Enter DeVos, who early in her tenure invited men’s rights groups to meet with her to discuss the issue. These are such vicious misogynists that one of their leaders said about NFL player Ray Rice’s then-fiancé, whom he attacked on camera in an elevator and knocked unconscious, “if she hadn’t aggravated him, she wouldn’t have been hit.” Candice E. Jackson, one of DeVos’s top deputies, told The New York Times that sexual assault “accusations — 90 percent of them — fall into the category of ‘we were both drunk,’ ‘we broke up, and six months later I found myself under a Title IX investigation because [the victim] just decided that our last sleeping together was not quite right.’” Let’s also not forget that DeVos serves in an administration headed by Donald Trump, who has boasted of grabbing women’s genitals.
So it was no surprise that DeVos is overturning the Obama-era directives. This is the worst possible approach. Even though there was roiling debate over which standard to use, everyone agreed that lack of clarity on rules was an ongoing issue. The DeVos directive muddied the waters even further.
But in the wake of Weinstein, we see why this matters – and why simply turning this matter over to law enforcement is not a viable option. Many of the women who say Weinstein harassed or assaulted them would not be able to prove it in a court of law, given that physical evidence was limited or non-existent, and the case would come down to her version of events versus his. Even when police did have evidence in the form of audio recordings wherein Weinstein admitted to criminal misdeeds, the district attorney chose not to prosecute. For women in Hollywood, making a powerful enemy while being powerless to fight back meant stalled careers and emotional distress. For women on college campuses, having an assault go ignored can mean everything they have worked for up until that point in their lives is lost: Their degree, their social and prospective professional network and their sense of safety in their own homes and communities.

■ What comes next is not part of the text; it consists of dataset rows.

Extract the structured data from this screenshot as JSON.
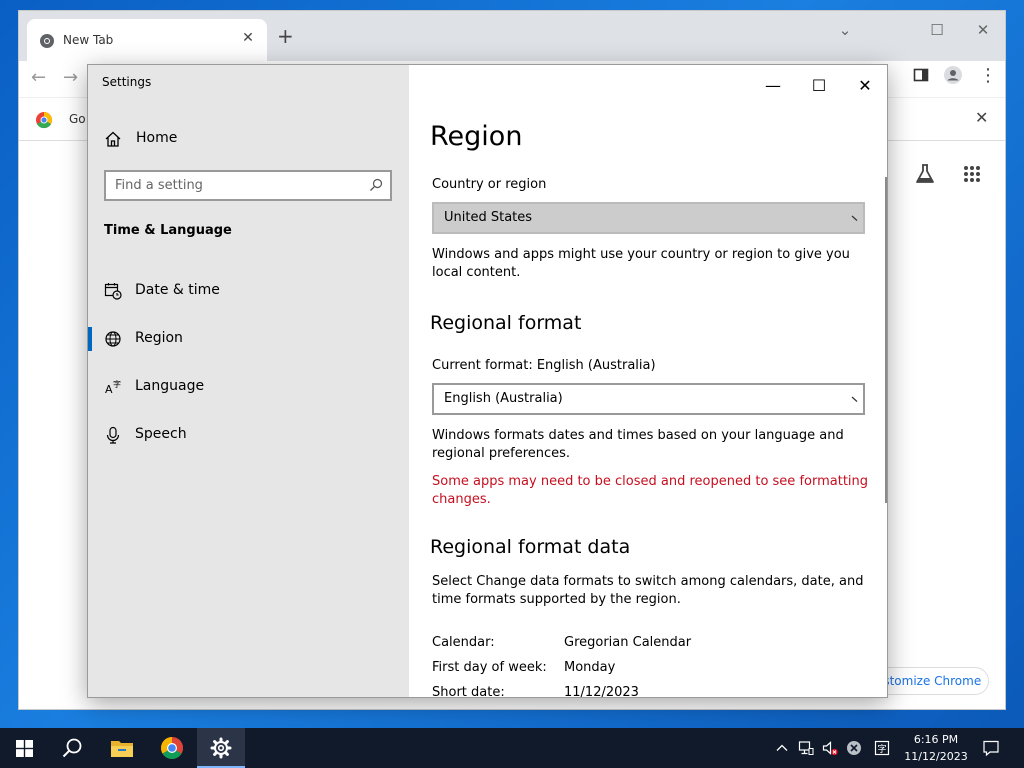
{
  "browser": {
    "tab_title": "New Tab",
    "bookmark_label": "Go",
    "customize_label": "ıstomize Chrome"
  },
  "settings": {
    "window_title": "Settings",
    "nav": {
      "home_label": "Home",
      "search_placeholder": "Find a setting",
      "section_title": "Time & Language",
      "items": [
        {
          "label": "Date & time",
          "icon": "calendar-clock-icon"
        },
        {
          "label": "Region",
          "icon": "globe-icon",
          "active": true
        },
        {
          "label": "Language",
          "icon": "language-icon"
        },
        {
          "label": "Speech",
          "icon": "microphone-icon"
        }
      ]
    },
    "page": {
      "title": "Region",
      "country_label": "Country or region",
      "country_value": "United States",
      "country_desc": "Windows and apps might use your country or region to give you local content.",
      "format_heading": "Regional format",
      "current_format_label": "Current format: English (Australia)",
      "format_value": "English (Australia)",
      "format_desc": "Windows formats dates and times based on your language and regional preferences.",
      "format_warning": "Some apps may need to be closed and reopened to see formatting changes.",
      "data_heading": "Regional format data",
      "data_desc": "Select Change data formats to switch among calendars, date, and time formats supported by the region.",
      "format_data": [
        {
          "key": "Calendar:",
          "value": "Gregorian Calendar"
        },
        {
          "key": "First day of week:",
          "value": "Monday"
        },
        {
          "key": "Short date:",
          "value": "11/12/2023"
        }
      ]
    }
  },
  "taskbar": {
    "time": "6:16 PM",
    "date": "11/12/2023"
  },
  "colors": {
    "accent": "#0067c0",
    "warning": "#c50f1f",
    "nav_bg": "#e6e6e6",
    "taskbar_bg": "#101a2b"
  }
}
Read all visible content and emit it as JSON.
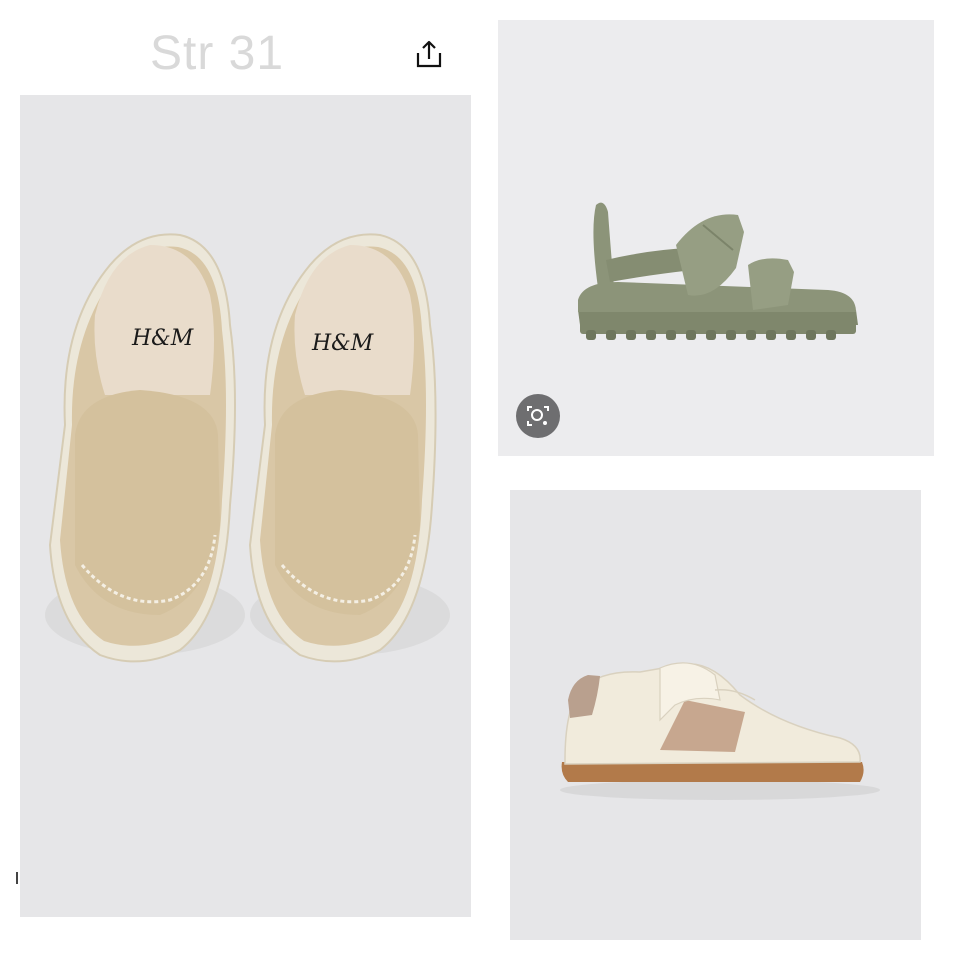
{
  "header": {
    "title": "Str 31",
    "share_icon": "share-icon"
  },
  "products": [
    {
      "name": "loafer",
      "brand_print": "H&M",
      "color": "#dcc9ab"
    },
    {
      "name": "sandal",
      "color": "#8c9479"
    },
    {
      "name": "sneaker",
      "color": "#f1ebdc",
      "accent": "#b9a08e",
      "sole": "#b27a4a"
    }
  ],
  "controls": {
    "lens_icon": "visual-search-icon"
  },
  "colors": {
    "background": "#ffffff",
    "panel": "#e6e6e8",
    "title": "#d9d9d9"
  }
}
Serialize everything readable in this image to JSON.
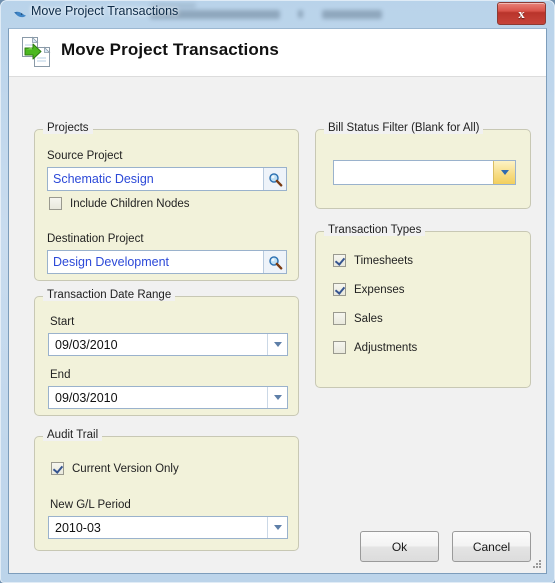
{
  "window": {
    "title": "Move Project Transactions",
    "title_icon": "bird-icon",
    "close_label": "x"
  },
  "header": {
    "title": "Move Project Transactions",
    "icon": "move-documents-icon"
  },
  "projects": {
    "legend": "Projects",
    "source_label": "Source Project",
    "source_value": "Schematic Design",
    "source_lookup_icon": "magnifier-icon",
    "include_children": {
      "label": "Include Children Nodes",
      "checked": false
    },
    "destination_label": "Destination Project",
    "destination_value": "Design Development",
    "destination_lookup_icon": "magnifier-icon"
  },
  "date_range": {
    "legend": "Transaction Date Range",
    "start_label": "Start",
    "start_value": "09/03/2010",
    "end_label": "End",
    "end_value": "09/03/2010",
    "dropdown_icon": "chevron-down-icon"
  },
  "audit_trail": {
    "legend": "Audit Trail",
    "current_version_only": {
      "label": "Current Version Only",
      "checked": true
    },
    "gl_period_label": "New G/L Period",
    "gl_period_value": "2010-03",
    "dropdown_icon": "chevron-down-icon"
  },
  "bill_status": {
    "legend": "Bill Status Filter (Blank for All)",
    "value": "",
    "placeholder": "",
    "dropdown_icon": "chevron-down-icon"
  },
  "transaction_types": {
    "legend": "Transaction Types",
    "items": [
      {
        "label": "Timesheets",
        "checked": true
      },
      {
        "label": "Expenses",
        "checked": true
      },
      {
        "label": "Sales",
        "checked": false
      },
      {
        "label": "Adjustments",
        "checked": false
      }
    ]
  },
  "footer": {
    "ok_label": "Ok",
    "cancel_label": "Cancel"
  },
  "colors": {
    "group_background": "#f2f2da",
    "group_border": "#c8c8b4",
    "client_background": "#f1f1f1",
    "link_text": "#2c49d8",
    "frame_glass": "#bcd4ea",
    "close_red": "#c7443a",
    "amber_button": "#f2cf5e"
  }
}
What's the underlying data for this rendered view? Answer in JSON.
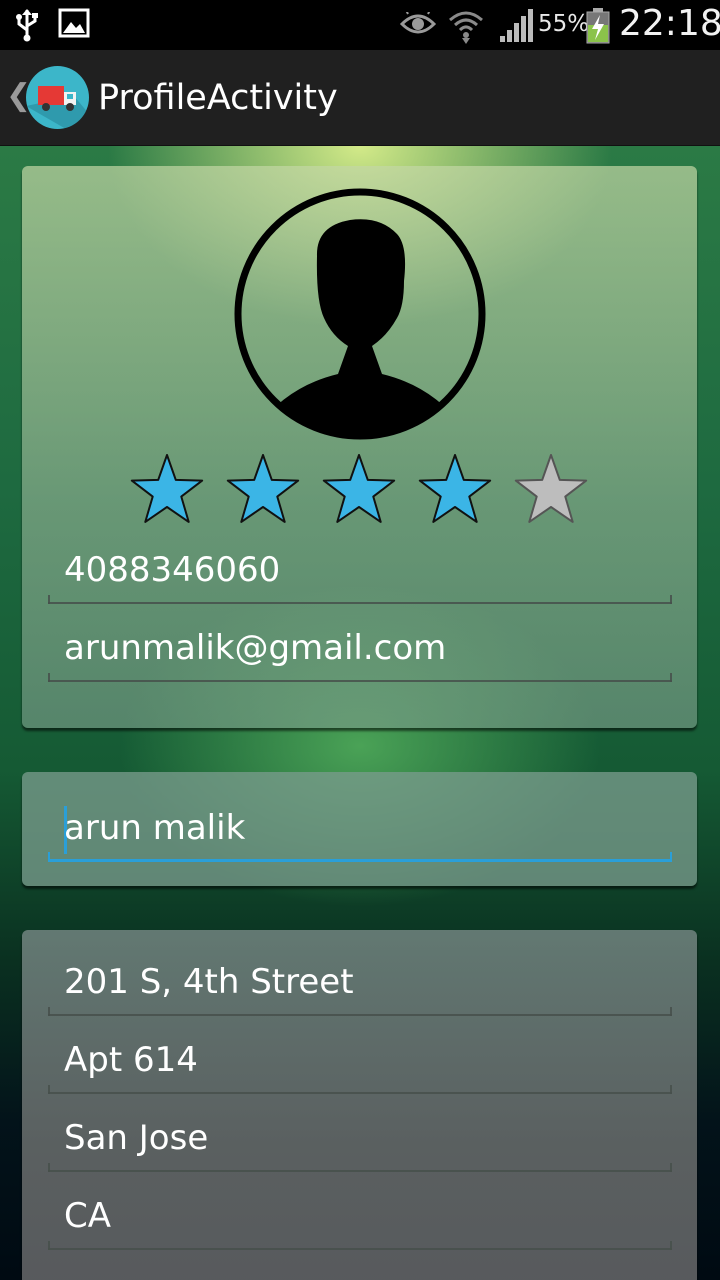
{
  "status_bar": {
    "battery_percent": "55%",
    "clock": "22:18",
    "icons": [
      "usb-icon",
      "gallery-icon",
      "eye-icon",
      "wifi-icon",
      "signal-icon",
      "battery-charging-icon"
    ]
  },
  "action_bar": {
    "title": "ProfileActivity",
    "up_glyph": "❮",
    "logo_icon": "delivery-truck-icon"
  },
  "profile": {
    "avatar_icon": "person-silhouette-icon",
    "rating": {
      "value": 4,
      "max": 5
    },
    "phone": "4088346060",
    "email": "arunmalik@gmail.com"
  },
  "name_card": {
    "name": "arun malik"
  },
  "address": {
    "line1": "201 S, 4th Street",
    "line2": "Apt 614",
    "city": "San Jose",
    "state": "CA"
  },
  "colors": {
    "star_filled": "#3bb5e6",
    "star_empty": "#bdbdbd",
    "focus_accent": "#2a9fd8"
  }
}
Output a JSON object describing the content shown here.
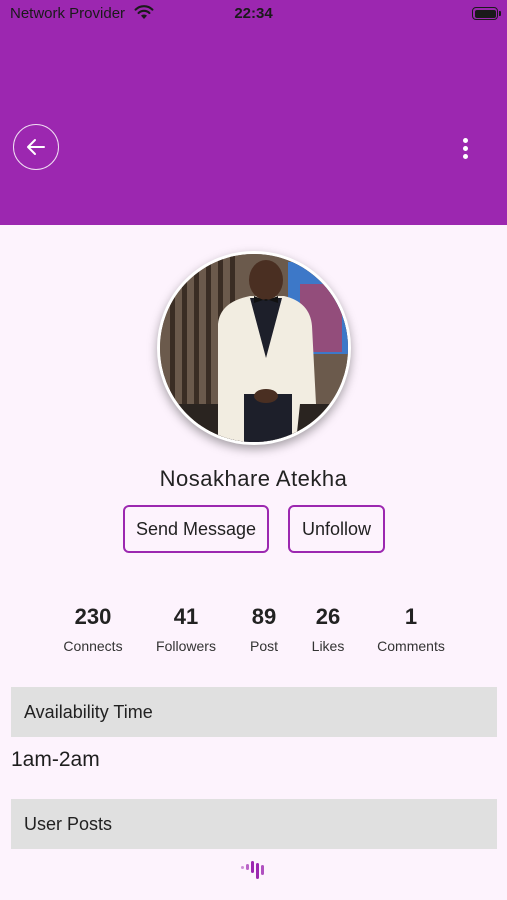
{
  "status_bar": {
    "carrier": "Network Provider",
    "time": "22:34",
    "wifi_icon": "wifi-icon",
    "battery_icon": "battery-full-icon"
  },
  "app_bar": {
    "color": "#9c27b0",
    "back_icon": "arrow-left-icon",
    "menu_icon": "more-vertical-icon"
  },
  "profile": {
    "name": "Nosakhare Atekha",
    "avatar": "profile-photo",
    "send_message_label": "Send Message",
    "unfollow_label": "Unfollow"
  },
  "stats": [
    {
      "value": "230",
      "label": "Connects"
    },
    {
      "value": "41",
      "label": "Followers"
    },
    {
      "value": "89",
      "label": "Post"
    },
    {
      "value": "26",
      "label": "Likes"
    },
    {
      "value": "1",
      "label": "Comments"
    }
  ],
  "availability": {
    "header": "Availability Time",
    "value": "1am-2am"
  },
  "posts": {
    "header": "User Posts",
    "loading_icon": "loading-icon"
  }
}
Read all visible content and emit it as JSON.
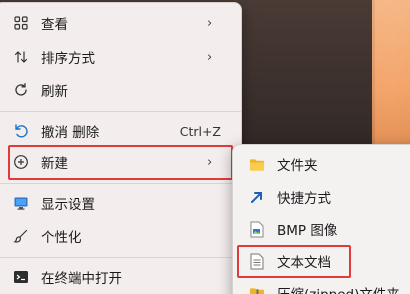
{
  "main_menu": {
    "items": [
      {
        "label": "查看",
        "icon": "grid-view-icon",
        "has_submenu": true
      },
      {
        "label": "排序方式",
        "icon": "sort-icon",
        "has_submenu": true
      },
      {
        "label": "刷新",
        "icon": "refresh-icon",
        "has_submenu": false
      },
      {
        "label": "撤消 删除",
        "icon": "undo-icon",
        "shortcut": "Ctrl+Z"
      },
      {
        "label": "新建",
        "icon": "new-plus-icon",
        "has_submenu": true
      },
      {
        "label": "显示设置",
        "icon": "display-icon"
      },
      {
        "label": "个性化",
        "icon": "brush-icon"
      },
      {
        "label": "在终端中打开",
        "icon": "terminal-icon"
      }
    ]
  },
  "sub_menu": {
    "items": [
      {
        "label": "文件夹",
        "icon": "folder-icon"
      },
      {
        "label": "快捷方式",
        "icon": "shortcut-arrow-icon"
      },
      {
        "label": "BMP 图像",
        "icon": "bmp-image-icon"
      },
      {
        "label": "文本文档",
        "icon": "text-document-icon"
      },
      {
        "label": "压缩(zipped)文件夹",
        "icon": "zip-folder-icon"
      }
    ]
  },
  "colors": {
    "highlight": "#e03b3b",
    "menu_bg": "#f3eded",
    "accent": "#1a73c8"
  }
}
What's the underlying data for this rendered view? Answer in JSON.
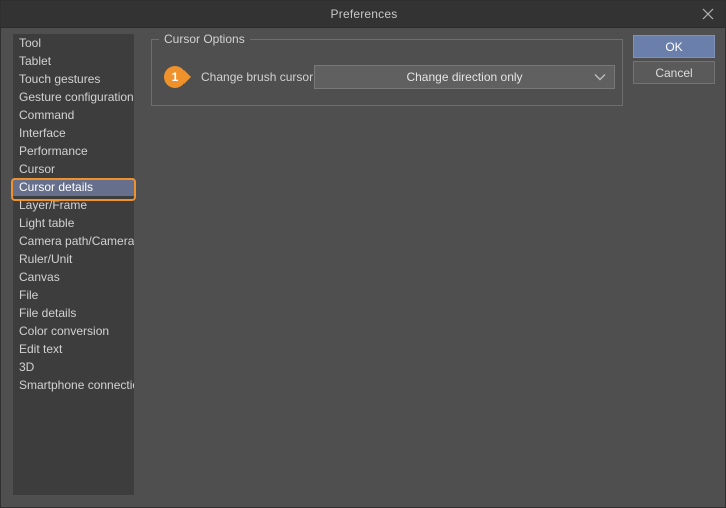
{
  "window": {
    "title": "Preferences",
    "close_icon": "close-icon"
  },
  "sidebar": {
    "items": [
      {
        "label": "Tool",
        "selected": false
      },
      {
        "label": "Tablet",
        "selected": false
      },
      {
        "label": "Touch gestures",
        "selected": false
      },
      {
        "label": "Gesture configuration",
        "selected": false
      },
      {
        "label": "Command",
        "selected": false
      },
      {
        "label": "Interface",
        "selected": false
      },
      {
        "label": "Performance",
        "selected": false
      },
      {
        "label": "Cursor",
        "selected": false
      },
      {
        "label": "Cursor details",
        "selected": true
      },
      {
        "label": "Layer/Frame",
        "selected": false
      },
      {
        "label": "Light table",
        "selected": false
      },
      {
        "label": "Camera path/Camera",
        "selected": false
      },
      {
        "label": "Ruler/Unit",
        "selected": false
      },
      {
        "label": "Canvas",
        "selected": false
      },
      {
        "label": "File",
        "selected": false
      },
      {
        "label": "File details",
        "selected": false
      },
      {
        "label": "Color conversion",
        "selected": false
      },
      {
        "label": "Edit text",
        "selected": false
      },
      {
        "label": "3D",
        "selected": false
      },
      {
        "label": "Smartphone connection",
        "selected": false
      }
    ]
  },
  "main": {
    "group_title": "Cursor Options",
    "badge": {
      "number": "1",
      "color": "#f0922b"
    },
    "field": {
      "label": "Change brush cursor:",
      "value": "Change direction only",
      "arrow_icon": "chevron-down-icon"
    }
  },
  "buttons": {
    "ok": "OK",
    "cancel": "Cancel"
  },
  "colors": {
    "accent_orange": "#f0922b",
    "selection_blue": "#66708c",
    "ok_button_blue": "#6b7fab",
    "dialog_background": "#4f4f4f",
    "sidebar_background": "#3d3d3d",
    "titlebar_background": "#333333"
  }
}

Research on sexual assailants is disturbingly limited, but we do know that many campus attackers are, like Weinstein, serial offenders. And we know that, like Weinstein, they target the most vulnerable – women who are new on campus and don’t have a strong social network, and women of lower socioeconomic classes who are considered more disposable than the women who are considered a frat boy’s social and economic peers.
On campuses across the United States, women make the same calculation as Weinstein’s accusers did when they kept silent for years. What will I have to go through to prove what happened to me? What do I stand to lose – my reputation, my friends, my dignity, my future?
When women don’t see a fair path to justice, they don’t report assaults. Most rapes still go unreported, on campus and off of it, often because women are ashamed and afraid of being disbelieved. DeVos is making this already-tough road even steeper. If there’s one thing we’ve learned from the Weinstein case, it’s that the last thing victims need are more barriers blocking their way.